he Brazilian project management
community is sad to announce
that Márcio Prieto, a member of
the PMI São Paulo, Brazil Chapter
founders group, passed away on 7 July.
Mr. Prieto was a great mentor and an ad-
vocate for project management in Brazil.
His life was committed to teaching and
sharing PMI’s knowledge and vision in
Brazil since the 1970s, when he became
the first PMI member in Brazil. He led an
initiative to establish the former PMI
Brazil Chapter, which at that time was the
first PMI chapter outside of North Amer-
ica. This initiative earned a PMI Chapter of
the Year award in 1980.
Later he supported the founding of the
PMI São Paulo, Brazil Chapter and was
elected the chapter president twice. He
was one of the core steering team
members on the PMI Community Transformation Project.
The Brazilian project management com-
munity will always remember and thank
Mr. Prieto for all his efforts to bring
t is both with sadness and in the spirit
of honoring him that the PMI Con-
sulting Community of Practice would
like to remember our professional col-
league, Philip “Phil” C. Marriott, PMP.
If you had the pleasure of getting to know
Mr. Marriott personally, you would agree
that he had an entertaining wit, and his
never-ending passion for helping others
and sharing his knowledge will live on. We
will miss his professional contributions,
personal kindness and generous heart,
knowledge, develop the culture,
and advocate on
behalf of project
management practitioners and PMI
around the globe.
— Mauro Sotille
PMI Region 13 Mentor for Brazil
— Juliano Reis
PMI Representative for Brazil
and we know that
he lives as a lasting
memory for many
global PMI members and leaders.
The PMI Consulting Community of
Practice council leaders and former
Consulting SIG board of directors would
like to extend their deepest sympathy to
Mr. Marriott’s wife Carolynn and his
children Catherine, Philip and Stephen.
laundry co-op,” for “NGO capacity
building,” to introduce “project management to NGOs in Taiwan,” “at the
nonprofit that I volunteer for,” “in mentoring student activities in not-for-profit organizations,” and “in my
volunteer role as a board member at a

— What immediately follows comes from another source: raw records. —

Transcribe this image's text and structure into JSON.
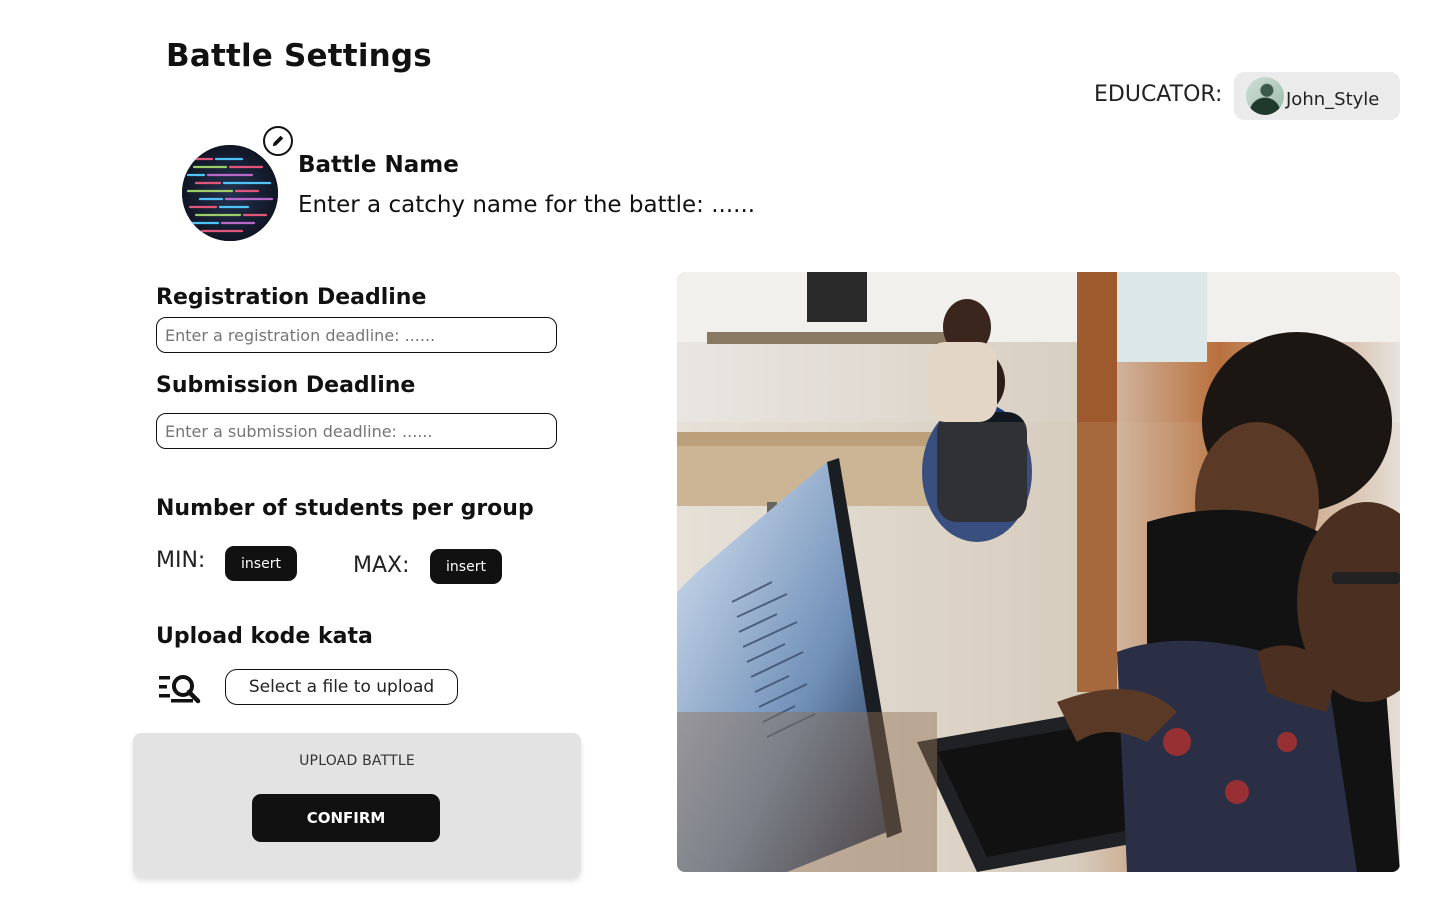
{
  "page": {
    "title": "Battle Settings"
  },
  "educator": {
    "label": "EDUCATOR:",
    "username": "John_Style"
  },
  "battle_name": {
    "label": "Battle Name",
    "value": "Enter a catchy name for the battle: ......"
  },
  "registration": {
    "label": "Registration Deadline",
    "placeholder": "Enter a registration deadline: ......"
  },
  "submission": {
    "label": "Submission Deadline",
    "placeholder": "Enter a submission deadline: ......"
  },
  "group_size": {
    "label": "Number of students per group",
    "min_label": "MIN:",
    "min_button": "insert",
    "max_label": "MAX:",
    "max_button": "insert"
  },
  "upload_kata": {
    "label": "Upload kode kata",
    "file_button": "Select a file to upload",
    "icon": "file-search-icon"
  },
  "upload_panel": {
    "title": "UPLOAD BATTLE",
    "confirm": "CONFIRM"
  },
  "icons": {
    "edit": "pencil-icon",
    "file_search": "file-search-icon"
  },
  "colors": {
    "primary": "#111111",
    "panel": "#e3e3e3",
    "chip": "#ebebeb"
  }
}
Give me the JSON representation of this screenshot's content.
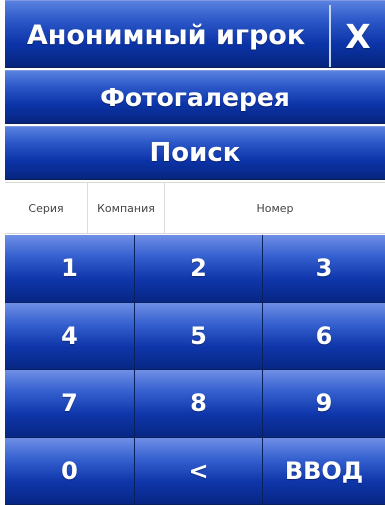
{
  "header": {
    "title": "Анонимный игрок",
    "close_label": "X"
  },
  "buttons": {
    "gallery_label": "Фотогалерея",
    "search_label": "Поиск"
  },
  "fields": {
    "series_placeholder": "Серия",
    "company_placeholder": "Компания",
    "number_placeholder": "Номер"
  },
  "keypad": {
    "keys": [
      "1",
      "2",
      "3",
      "4",
      "5",
      "6",
      "7",
      "8",
      "9",
      "0",
      "<",
      "ВВОД"
    ]
  },
  "colors": {
    "button_top": "#5a82e0",
    "button_mid": "#0c34a8",
    "button_bottom": "#06257e",
    "text": "#ffffff"
  }
}
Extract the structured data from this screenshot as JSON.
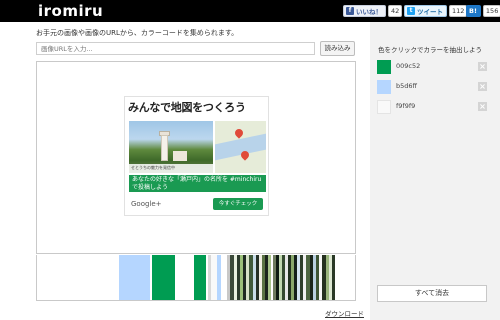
{
  "header": {
    "logo": "iromiru",
    "social": {
      "facebook": {
        "label": "いいね！",
        "count": "42"
      },
      "twitter": {
        "label": "ツイート",
        "count": "112"
      },
      "hatena": {
        "label": "B!",
        "count": "156"
      }
    }
  },
  "main": {
    "instruction": "お手元の画像や画像のURLから、カラーコードを集められます。",
    "url_input": {
      "placeholder": "画像URLを入力..."
    },
    "load_button": "読み込み",
    "download_link": "ダウンロード"
  },
  "ad": {
    "title": "みんなで地図をつくろう",
    "photo_caption": "せとうちの魅力を発信中",
    "message": "あなたの好きな「瀬戸内」の名所を #minchiru で投稿しよう",
    "google": "Google+",
    "cta": "今すぐチェック"
  },
  "stripes": [
    {
      "color": "#ffffff",
      "w": 82
    },
    {
      "color": "#b5d6ff",
      "w": 31
    },
    {
      "color": "#ffffff",
      "w": 2
    },
    {
      "color": "#009c52",
      "w": 23
    },
    {
      "color": "#ffffff",
      "w": 19
    },
    {
      "color": "#009c52",
      "w": 12
    },
    {
      "color": "#ffffff",
      "w": 2
    },
    {
      "color": "#d8d8d8",
      "w": 3
    },
    {
      "color": "#f9f9f9",
      "w": 6
    },
    {
      "color": "#b5d6ff",
      "w": 4
    },
    {
      "color": "#ffffff",
      "w": 6
    },
    {
      "color": "#c8c8c8",
      "w": 3
    },
    {
      "color": "#3b4a3a",
      "w": 4
    },
    {
      "color": "#e8f0e0",
      "w": 3
    },
    {
      "color": "#2b3a2c",
      "w": 3
    },
    {
      "color": "#9bc07a",
      "w": 3
    },
    {
      "color": "#1f2b22",
      "w": 3
    },
    {
      "color": "#d6e2c8",
      "w": 3
    },
    {
      "color": "#415a3b",
      "w": 4
    },
    {
      "color": "#c9dde8",
      "w": 3
    },
    {
      "color": "#263026",
      "w": 3
    },
    {
      "color": "#f2efe5",
      "w": 3
    },
    {
      "color": "#5b7344",
      "w": 3
    },
    {
      "color": "#1b241d",
      "w": 3
    },
    {
      "color": "#a9c48b",
      "w": 3
    },
    {
      "color": "#ffffff",
      "w": 2
    },
    {
      "color": "#6f7b5e",
      "w": 3
    },
    {
      "color": "#0e1a12",
      "w": 3
    },
    {
      "color": "#c1d8b0",
      "w": 3
    },
    {
      "color": "#354a30",
      "w": 3
    },
    {
      "color": "#e8e8e8",
      "w": 3
    },
    {
      "color": "#22311f",
      "w": 3
    },
    {
      "color": "#8aa86c",
      "w": 3
    },
    {
      "color": "#14201a",
      "w": 3
    },
    {
      "color": "#d3e4f1",
      "w": 3
    },
    {
      "color": "#2e3d2a",
      "w": 3
    },
    {
      "color": "#f0f0f0",
      "w": 3
    },
    {
      "color": "#4d6540",
      "w": 4
    },
    {
      "color": "#1a241b",
      "w": 3
    },
    {
      "color": "#b9cfe0",
      "w": 3
    },
    {
      "color": "#3d5334",
      "w": 3
    },
    {
      "color": "#f7f7f7",
      "w": 3
    },
    {
      "color": "#24301f",
      "w": 4
    },
    {
      "color": "#9ab57d",
      "w": 3
    },
    {
      "color": "#dde8d2",
      "w": 3
    },
    {
      "color": "#2a3926",
      "w": 3
    }
  ],
  "sidebar": {
    "hint": "色をクリックでカラーを抽出しよう",
    "colors": [
      {
        "hex": "#009c52",
        "code": "009c52"
      },
      {
        "hex": "#b5d6ff",
        "code": "b5d6ff"
      },
      {
        "hex": "#f9f9f9",
        "code": "f9f9f9"
      }
    ],
    "delete_glyph": "×",
    "clear_all": "すべて消去"
  }
}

PMIEF Continued from page 12
Project Management Nonprofit
Practicum was used to “offer this service
to nonprofits at no charge,” to “help me
better manage my nonprofit organiza-
tion,” to “assist us in running our not-for-
profit organization, as it …has volunteers
who are not trained in project manage-
ment,” and to “better assist me and my
team when we’re deployed to disaster
stricken areas around the globe.”
Project Management Methodology
for Post Disaster Reconstruction was
used “to help communities that were
affected by floods,” “for a school project,” “as a tool for use by local emergency management coordinators,” “for
disaster mitigation and readiness for
earthquake risks,” for “post disaster
management by a water and sanitation
specialist,” “for training my company,”
and “for personal knowledge...and development.” This tool was used in Sri
Lanka, Japan, Chile, Brazil and many
other areas around the world where disasters have occurred.
These are just a handful of examples
of how others are using PMIEF’s educational resources, many of which are
available in different languages. For
more information, please visit www.
pmief.org or email email@example.com.
Please feel free to download these resources for noncommercial use in your
community and let us know how you
plan to use them.
If you have used PMIEF resources, share
your experience on PMIEF’s Facebook
page at http://on.fb.me/ pmi_ed_fdn
or our LinkedIn group